Miami Dolphins, discontent with empty gestures, to stay inside during both anthems
The Miami Dolphins have decided to stay inside during both “The Star-Spangled Banner” and “Lift Ev’ry Voice And Sing” during the 2020 NFL season, issuing a message Thursday demanding action rather than symbolic gestures in the fight against social and racial injustice and police brutality.
“This attempt to unify only creates more divide. So we’ll skip this song and dance, and as a team we’ll stay inside,” several Dolphins players combined to say in a 2-minute, 17-second video issued Thursday. “We need changed hearts, not just a response to pressure. Enough, no more fluff and empty gestures.

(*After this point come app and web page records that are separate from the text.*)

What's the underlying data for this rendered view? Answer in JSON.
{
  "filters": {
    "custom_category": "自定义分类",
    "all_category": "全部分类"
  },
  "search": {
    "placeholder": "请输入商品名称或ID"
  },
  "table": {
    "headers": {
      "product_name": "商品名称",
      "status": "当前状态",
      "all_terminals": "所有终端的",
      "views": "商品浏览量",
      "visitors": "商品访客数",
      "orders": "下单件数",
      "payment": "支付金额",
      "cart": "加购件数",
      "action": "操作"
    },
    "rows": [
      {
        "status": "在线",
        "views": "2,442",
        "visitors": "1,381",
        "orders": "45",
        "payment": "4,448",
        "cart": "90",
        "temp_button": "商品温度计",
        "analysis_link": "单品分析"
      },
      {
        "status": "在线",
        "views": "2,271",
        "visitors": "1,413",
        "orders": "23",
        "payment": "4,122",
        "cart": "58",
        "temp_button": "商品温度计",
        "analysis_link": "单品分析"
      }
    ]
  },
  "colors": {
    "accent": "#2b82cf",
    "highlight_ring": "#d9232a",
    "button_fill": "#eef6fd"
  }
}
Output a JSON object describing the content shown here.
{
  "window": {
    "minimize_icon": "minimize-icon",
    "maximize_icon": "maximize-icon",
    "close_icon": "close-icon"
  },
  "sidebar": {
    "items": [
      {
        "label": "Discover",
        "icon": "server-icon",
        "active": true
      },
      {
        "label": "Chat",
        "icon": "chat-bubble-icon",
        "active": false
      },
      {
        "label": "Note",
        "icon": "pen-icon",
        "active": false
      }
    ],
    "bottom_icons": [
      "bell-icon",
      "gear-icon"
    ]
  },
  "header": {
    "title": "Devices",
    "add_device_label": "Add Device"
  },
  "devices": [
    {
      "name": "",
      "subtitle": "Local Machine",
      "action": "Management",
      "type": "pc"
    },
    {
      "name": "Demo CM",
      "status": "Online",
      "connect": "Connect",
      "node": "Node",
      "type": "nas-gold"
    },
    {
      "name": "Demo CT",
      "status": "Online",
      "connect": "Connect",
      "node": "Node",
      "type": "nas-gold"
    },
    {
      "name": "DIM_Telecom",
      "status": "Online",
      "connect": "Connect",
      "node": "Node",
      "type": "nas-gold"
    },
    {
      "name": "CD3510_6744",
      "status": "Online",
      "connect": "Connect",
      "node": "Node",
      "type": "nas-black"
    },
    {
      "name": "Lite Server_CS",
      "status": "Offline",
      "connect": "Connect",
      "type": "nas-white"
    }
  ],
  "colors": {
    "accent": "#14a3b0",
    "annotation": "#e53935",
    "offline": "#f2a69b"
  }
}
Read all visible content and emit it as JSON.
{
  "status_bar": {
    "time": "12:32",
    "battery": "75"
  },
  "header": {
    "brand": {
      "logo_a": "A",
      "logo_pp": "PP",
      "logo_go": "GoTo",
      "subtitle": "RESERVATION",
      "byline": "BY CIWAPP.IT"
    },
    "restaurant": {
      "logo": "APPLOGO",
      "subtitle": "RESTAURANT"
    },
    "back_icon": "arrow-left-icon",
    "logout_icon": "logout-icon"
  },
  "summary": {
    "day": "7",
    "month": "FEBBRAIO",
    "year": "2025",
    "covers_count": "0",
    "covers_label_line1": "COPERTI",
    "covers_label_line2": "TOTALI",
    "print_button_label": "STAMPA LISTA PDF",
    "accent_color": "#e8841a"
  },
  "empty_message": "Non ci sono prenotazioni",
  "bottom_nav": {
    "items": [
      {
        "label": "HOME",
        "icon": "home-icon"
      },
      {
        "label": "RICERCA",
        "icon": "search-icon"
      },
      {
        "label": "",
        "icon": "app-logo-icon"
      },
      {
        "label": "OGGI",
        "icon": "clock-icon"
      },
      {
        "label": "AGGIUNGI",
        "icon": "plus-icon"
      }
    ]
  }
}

We need owners with influence and pockets bigger than ours to call up officials and flex political power.”
In the video, 18 Dolphins players — both Black and white — proclaim they are fed up with “empty gestures” being the result of the current movement for change, and demand that team owners get actively involved in creating political and legislative change. They also speak out about a need for prison reform, justice against police brutality, and an acknowledgment of “millions for pregame patriotism,” which references the NFL receiving at least $5 million from the U.S. military for halftime salutes to soldiers the past decade.
Their overwhelming message is dissatisfaction with the current state of America, and particularly how it treats Black people. They said they hope to shift the conversation away from the national anthem to meaningful change.
“We don’t need another publicity parade,” McCain says. “If you speak up for change, I’ll shut up and play.”
Adds Roberts: “So if my dad was a soldier but the cops killed my brother, do I stand for one anthem and kneel for the other?”
At the end of the video, Dolphins coach Brian Flores appears supporting his players and providing a message: “Before the media starts wondering and guessing, they just answered all your questions. We’ll just stay inside.”
The next focus, with NFL play beginning this week, is to avoid the movement dissipating amid the distraction that is football. Players hope to continue putting pressure on the league and ownership to be active in real change.
Dolphins players have been at the forefront of the athlete activism movement in the past, with former players Kenny Stills, Michael Thomas, Arian Foster and Jelani Jenkins among the first players to follow Colin Kaepernick in kneeling during the national anthem to bring attention to social and racial injustice and police brutality in 2016.